But Alex Poythress and Archie Goodwin were different stories. Both are young and had played young — down and up and down again. Until Saturday night.
Poythress finished with 21 points and seven rebounds. He made eight of 10 shots and hit four of six free throws. He was a battling beast.
"That's the best Alex has played all year," Calipari said.
After a scoreless first half — one in which the freshman registered a minus-13 on the plus/minus register — Goodwin scored 18 points in regulation and overtime, making smart drives to the hoop, plus hitting a pair of three-pointers, the first time since the Louisville game on Dec. 29 that the Arkansas native had hit multiple threes in a game.
"I loved the way Archie started the second half," Calipari said.
Then there was Ryan Harrow, who had back-to-back goose eggs at Florida and Tennessee recently.

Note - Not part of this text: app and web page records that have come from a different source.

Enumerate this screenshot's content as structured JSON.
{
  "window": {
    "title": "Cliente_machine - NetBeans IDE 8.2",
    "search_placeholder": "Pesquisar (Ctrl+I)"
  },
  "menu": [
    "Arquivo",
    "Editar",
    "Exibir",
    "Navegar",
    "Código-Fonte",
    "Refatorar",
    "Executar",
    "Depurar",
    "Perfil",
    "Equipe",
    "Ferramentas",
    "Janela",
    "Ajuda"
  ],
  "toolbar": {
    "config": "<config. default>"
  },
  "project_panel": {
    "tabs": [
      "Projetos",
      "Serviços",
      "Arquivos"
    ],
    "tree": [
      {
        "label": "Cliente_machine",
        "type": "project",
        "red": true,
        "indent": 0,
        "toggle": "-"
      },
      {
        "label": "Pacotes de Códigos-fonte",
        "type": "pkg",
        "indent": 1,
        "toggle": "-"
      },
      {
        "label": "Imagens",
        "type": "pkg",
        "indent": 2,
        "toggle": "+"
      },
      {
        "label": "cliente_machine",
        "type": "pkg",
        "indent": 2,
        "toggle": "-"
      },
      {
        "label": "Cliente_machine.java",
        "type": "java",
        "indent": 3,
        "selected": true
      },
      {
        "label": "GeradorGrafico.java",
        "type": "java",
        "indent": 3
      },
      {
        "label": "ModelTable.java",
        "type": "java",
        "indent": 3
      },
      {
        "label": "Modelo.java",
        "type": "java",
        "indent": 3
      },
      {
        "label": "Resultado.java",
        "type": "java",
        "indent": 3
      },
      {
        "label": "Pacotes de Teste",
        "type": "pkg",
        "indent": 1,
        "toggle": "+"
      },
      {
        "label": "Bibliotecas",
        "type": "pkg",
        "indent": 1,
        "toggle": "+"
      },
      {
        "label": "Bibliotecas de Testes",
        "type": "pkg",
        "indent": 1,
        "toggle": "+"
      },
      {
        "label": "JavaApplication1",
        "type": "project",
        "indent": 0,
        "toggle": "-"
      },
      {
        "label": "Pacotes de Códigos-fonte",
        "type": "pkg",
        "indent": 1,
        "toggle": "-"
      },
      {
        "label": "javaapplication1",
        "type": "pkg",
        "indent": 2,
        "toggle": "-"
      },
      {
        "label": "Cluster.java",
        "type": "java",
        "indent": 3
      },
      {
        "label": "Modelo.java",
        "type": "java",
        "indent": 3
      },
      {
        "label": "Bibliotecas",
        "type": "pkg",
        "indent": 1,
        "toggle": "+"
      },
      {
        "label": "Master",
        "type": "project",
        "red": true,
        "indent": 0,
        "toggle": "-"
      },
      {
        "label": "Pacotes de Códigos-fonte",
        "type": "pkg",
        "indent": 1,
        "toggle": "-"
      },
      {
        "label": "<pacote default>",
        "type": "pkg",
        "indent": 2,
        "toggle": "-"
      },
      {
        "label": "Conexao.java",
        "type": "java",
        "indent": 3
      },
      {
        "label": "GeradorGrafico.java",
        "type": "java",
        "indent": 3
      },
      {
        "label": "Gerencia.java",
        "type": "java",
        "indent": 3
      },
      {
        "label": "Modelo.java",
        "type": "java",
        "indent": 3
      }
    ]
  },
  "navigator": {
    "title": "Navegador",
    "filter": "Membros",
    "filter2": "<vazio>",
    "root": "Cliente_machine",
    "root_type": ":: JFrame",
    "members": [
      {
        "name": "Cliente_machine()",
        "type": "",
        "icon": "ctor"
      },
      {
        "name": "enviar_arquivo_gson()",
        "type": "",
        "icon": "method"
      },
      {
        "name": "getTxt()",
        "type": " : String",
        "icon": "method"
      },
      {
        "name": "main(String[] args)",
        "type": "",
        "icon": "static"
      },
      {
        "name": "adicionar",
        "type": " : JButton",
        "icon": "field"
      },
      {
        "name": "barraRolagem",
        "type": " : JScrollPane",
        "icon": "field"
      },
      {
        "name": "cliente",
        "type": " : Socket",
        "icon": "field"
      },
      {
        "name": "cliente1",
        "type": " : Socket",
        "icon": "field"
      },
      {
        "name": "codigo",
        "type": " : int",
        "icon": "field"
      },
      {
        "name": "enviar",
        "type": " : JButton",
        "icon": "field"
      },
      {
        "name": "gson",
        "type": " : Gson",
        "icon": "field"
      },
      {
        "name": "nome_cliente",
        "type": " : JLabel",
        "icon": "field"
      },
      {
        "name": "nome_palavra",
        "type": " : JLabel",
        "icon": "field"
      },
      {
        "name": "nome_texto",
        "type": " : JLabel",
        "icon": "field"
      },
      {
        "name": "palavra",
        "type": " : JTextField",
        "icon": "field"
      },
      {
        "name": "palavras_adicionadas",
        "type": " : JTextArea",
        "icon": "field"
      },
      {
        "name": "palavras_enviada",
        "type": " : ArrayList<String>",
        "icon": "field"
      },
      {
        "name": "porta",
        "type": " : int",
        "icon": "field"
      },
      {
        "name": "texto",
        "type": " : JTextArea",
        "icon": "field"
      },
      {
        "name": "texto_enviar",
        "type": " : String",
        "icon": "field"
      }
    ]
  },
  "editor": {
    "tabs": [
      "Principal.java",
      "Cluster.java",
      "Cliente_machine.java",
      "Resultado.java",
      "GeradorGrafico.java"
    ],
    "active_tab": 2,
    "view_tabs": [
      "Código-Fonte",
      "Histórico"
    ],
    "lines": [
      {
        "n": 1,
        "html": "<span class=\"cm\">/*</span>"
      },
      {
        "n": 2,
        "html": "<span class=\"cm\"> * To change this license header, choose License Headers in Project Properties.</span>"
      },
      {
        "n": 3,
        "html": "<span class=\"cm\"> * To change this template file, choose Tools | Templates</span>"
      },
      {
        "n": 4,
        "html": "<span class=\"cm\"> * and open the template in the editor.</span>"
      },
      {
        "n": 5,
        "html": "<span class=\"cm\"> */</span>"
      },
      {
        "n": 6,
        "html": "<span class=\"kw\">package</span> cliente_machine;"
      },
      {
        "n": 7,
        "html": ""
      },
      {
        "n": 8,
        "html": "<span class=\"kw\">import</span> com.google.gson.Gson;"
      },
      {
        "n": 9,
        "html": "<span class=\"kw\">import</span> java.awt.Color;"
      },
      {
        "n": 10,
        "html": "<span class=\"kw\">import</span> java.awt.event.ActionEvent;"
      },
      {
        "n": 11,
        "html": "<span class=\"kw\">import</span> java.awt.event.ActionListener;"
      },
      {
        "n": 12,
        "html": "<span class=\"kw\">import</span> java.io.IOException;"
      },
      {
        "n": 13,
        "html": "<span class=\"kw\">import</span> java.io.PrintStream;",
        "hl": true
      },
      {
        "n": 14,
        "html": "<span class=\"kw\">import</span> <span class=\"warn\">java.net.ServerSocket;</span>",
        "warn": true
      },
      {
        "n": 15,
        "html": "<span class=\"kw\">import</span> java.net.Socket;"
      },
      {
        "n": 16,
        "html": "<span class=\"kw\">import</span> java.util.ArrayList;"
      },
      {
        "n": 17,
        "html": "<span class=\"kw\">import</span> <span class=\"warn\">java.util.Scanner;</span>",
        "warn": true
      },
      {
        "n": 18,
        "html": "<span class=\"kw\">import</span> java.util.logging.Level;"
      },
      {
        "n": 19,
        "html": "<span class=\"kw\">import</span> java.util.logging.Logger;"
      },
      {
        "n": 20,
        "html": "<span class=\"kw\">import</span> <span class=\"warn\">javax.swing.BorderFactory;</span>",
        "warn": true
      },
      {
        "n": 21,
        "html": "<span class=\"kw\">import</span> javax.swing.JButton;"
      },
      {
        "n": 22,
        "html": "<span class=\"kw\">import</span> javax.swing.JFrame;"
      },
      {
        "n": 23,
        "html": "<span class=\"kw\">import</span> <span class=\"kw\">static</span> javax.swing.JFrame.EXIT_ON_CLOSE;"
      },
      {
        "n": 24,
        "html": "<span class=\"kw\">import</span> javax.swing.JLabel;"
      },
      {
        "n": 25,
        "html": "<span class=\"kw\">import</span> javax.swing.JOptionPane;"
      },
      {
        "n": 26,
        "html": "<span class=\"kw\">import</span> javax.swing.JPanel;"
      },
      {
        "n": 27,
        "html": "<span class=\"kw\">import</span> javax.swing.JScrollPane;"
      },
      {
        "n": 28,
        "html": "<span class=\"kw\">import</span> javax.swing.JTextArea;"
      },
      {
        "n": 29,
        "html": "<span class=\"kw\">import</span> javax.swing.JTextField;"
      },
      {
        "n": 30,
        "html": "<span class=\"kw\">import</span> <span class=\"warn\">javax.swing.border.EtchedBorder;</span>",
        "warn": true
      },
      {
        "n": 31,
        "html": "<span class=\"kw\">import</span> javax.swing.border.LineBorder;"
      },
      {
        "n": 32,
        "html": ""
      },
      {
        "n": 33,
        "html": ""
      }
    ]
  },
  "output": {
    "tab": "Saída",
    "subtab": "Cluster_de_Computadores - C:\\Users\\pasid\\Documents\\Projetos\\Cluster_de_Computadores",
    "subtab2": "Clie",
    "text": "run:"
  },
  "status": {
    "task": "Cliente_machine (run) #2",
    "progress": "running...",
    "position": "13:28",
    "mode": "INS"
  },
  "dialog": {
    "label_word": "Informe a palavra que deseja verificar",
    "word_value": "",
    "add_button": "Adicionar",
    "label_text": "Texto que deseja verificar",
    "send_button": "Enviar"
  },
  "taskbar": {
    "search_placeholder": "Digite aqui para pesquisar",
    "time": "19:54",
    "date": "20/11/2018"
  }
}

The point guard scored 16 points on Saturday, made six assists and pulled down a career-high eight rebounds.
"We're going to win games if Ryan plays like that," Calipari said.
That was the thing. When Kentucky most needed a total team victory, it got a total team victory.
"They're starting to become empowered," Calipari said. "If they're empowered, they're going to be better. That's what we're starting to see."
And, maybe we're starting to see, well, some toughness.
"I think they got to every 50-50 ball in the second half," Missouri Coach Frank Haith said. "That was the difference in the game."
Haith also said this: "They were the aggressive team."
Example: Trailing in rebounding at halftime 27-18, UK outrebounded Missouri 23-12 in the second half and overtime.
Isn't that what Calipari has been looking for from his club all season long?
Said Calipari, "The biggest thing is they had a collective will to win today."
With Missouri up 35-31 at the half, the big question at halftime was adjustments. What sort of adjustment could Calipari make to keep Missouri and lightning-quick point guard Phil Pressey from driving the ball to the basket almost at will.
Turned out, the key adjustment turned out to be Goodwin. He started beating Missouri off the dribble. After a scoreless first half, UK's freshman guard scored a quick seven points and suddenly Kentucky had the lead.
Better still, it kept it. And when it lost it in regulation, UK got it back in overtime and kept it right there. The crowd, that GameDay crowd, didn't hurt either.
"I thought they played off the crowd," Haith said.
"This was as good a crowd and impactful crowd as I've ever coached in a building," said Calipari.
Down the stretch, the Cats made shots at the foul line by keeping Willie Cauley-Stein off the foul line. The freshman center played well, except at the foul line, where he was 1-for-7 after missing two free throws with 3:34 remaining.
After that, Kentucky made eight from the stripe. All in overtime. All when the Cats had to make them.
Just like veteran teams do.
And, by the way, we should mention: Without Nerlens Noel.
"We got better today," Calipari said. "We showed some things that now we know we can do."
They're growing up.